The moment that caught my attention in Nicholas Ray’s 1956 melodrama Bigger Than Life is when Ed Avery (James Mason) walks in on his son watching television. At first he appears to have a slight, almost sociological interest, then asks the boy, “Doesn’t that bore you?” Followed by, almost to himself, “It’s always the same story.”Perhaps part of why that moment stood out for me was that I found myself thinking both during and after the film about audience expectations and the division between entertainment pieces and other types of movies. It’s cliche that we have a skewed view of the 1950s in our movies; here, I found myself thinking about our view of movie audiences of the 1950s. Who was this movie for? Who watched it? Did audiences at the time take it seriously on it’s own terms, looking at it the way we might think of Leaving Las Vegas or Requiem for a Dream? Or was it like a “Kelli becomes an addict” story arc on 90210–a serious topic integrated into what the audiences understand is a melodrama?
The film, beautifully restored, played at the Los Angeles County Museum of Art as part of their retrospective “James Mason on Film.” The screening notes excerpted generously from Paul Brunick’s review in Film Comment (January/February 2009). Brunick’s argument, which I certainly find convincing, is that: “The central thematic question [of the film] is one of causality: does the cortisone treatment create the psychotic impulses that transform Mason’s Ed Avery from a mild-mannered schoolteacher to a petty Fascist? Or does it merely amplify the psychic forces of a mindset deeply ingrained before the first pill is popped?”

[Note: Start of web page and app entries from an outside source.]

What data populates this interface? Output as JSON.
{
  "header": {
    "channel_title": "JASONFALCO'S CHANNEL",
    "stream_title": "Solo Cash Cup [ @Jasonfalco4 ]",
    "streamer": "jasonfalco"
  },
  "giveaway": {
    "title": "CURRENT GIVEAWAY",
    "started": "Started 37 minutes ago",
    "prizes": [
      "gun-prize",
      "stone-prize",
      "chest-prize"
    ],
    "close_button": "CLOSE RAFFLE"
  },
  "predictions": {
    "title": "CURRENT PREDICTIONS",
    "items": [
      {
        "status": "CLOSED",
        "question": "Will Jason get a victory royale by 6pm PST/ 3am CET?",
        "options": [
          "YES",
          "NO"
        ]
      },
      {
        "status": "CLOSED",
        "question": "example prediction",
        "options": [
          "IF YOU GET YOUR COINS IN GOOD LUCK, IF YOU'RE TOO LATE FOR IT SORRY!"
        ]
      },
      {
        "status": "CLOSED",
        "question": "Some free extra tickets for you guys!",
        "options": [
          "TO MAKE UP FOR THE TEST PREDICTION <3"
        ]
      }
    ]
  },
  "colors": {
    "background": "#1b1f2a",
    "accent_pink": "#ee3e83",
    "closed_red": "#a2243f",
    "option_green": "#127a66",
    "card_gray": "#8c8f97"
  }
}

I vote for the latter, not merely because the use of one more comfortable narrative to point to a subtext that can’t be talked about more openly seems apropos of other Ray films that I have seen. As I mentioned in an earlier review of The Flying Leathernecks, Ray said of Bigger Than Life that he thought he made a mistake “involving his audience in the pros and cons of one particular medical discussion, rather than […] the fallacy of believing in any magical solution to a human problem” (326).
Having now seen the film since I read that quote, the phrase that jumps out to be is “human problem.” It’s quite clear in the film that Mason is prescribed the drug for a medical condition. (The insistence of the doctors at the end that there is nothing wrong with Cortisone as long as Avery doesn’t abuse it smells more like studio worry than auteur sentiment.) In some ways, the film does suggest or embrace the notion of Cortisone as a “magical solution”–after all, the alternative to taking the drug is death–so it doesn’t appear to be fallacious to think that drugs can’t be solutions to specific medical problems.
No, the use of the phrase “human problems” suggests to me that Ray is acknowledging that Avery has some problems the precede the drug’s side-effects and that while there may be a pill for one symptom or specific manifestation of the life Ed leads, the latent anger he feels at his wife, son, and self for being part of a life so suffocatingly normal.
Ed’s trajectory will be familiar to anyone whose read a profile of a murder/suicide killer in a John Douglas book or seen more than one episode of Law and Order: SVU. By that do I mean that all such killers are catalyzed by some drug-induced psychosis? Of course not. What I do mean is that the film suggests that such impulses may be latent in more people than we think–in so-called “normal” people and not just some minuscule category of inevitable sociopaths. We know more today about the specific side-effects of various drugs than we did decades ago, but the differences between those who have the latent ability to be a monster in them and those who become monsters is as little understood now as it was in 1956.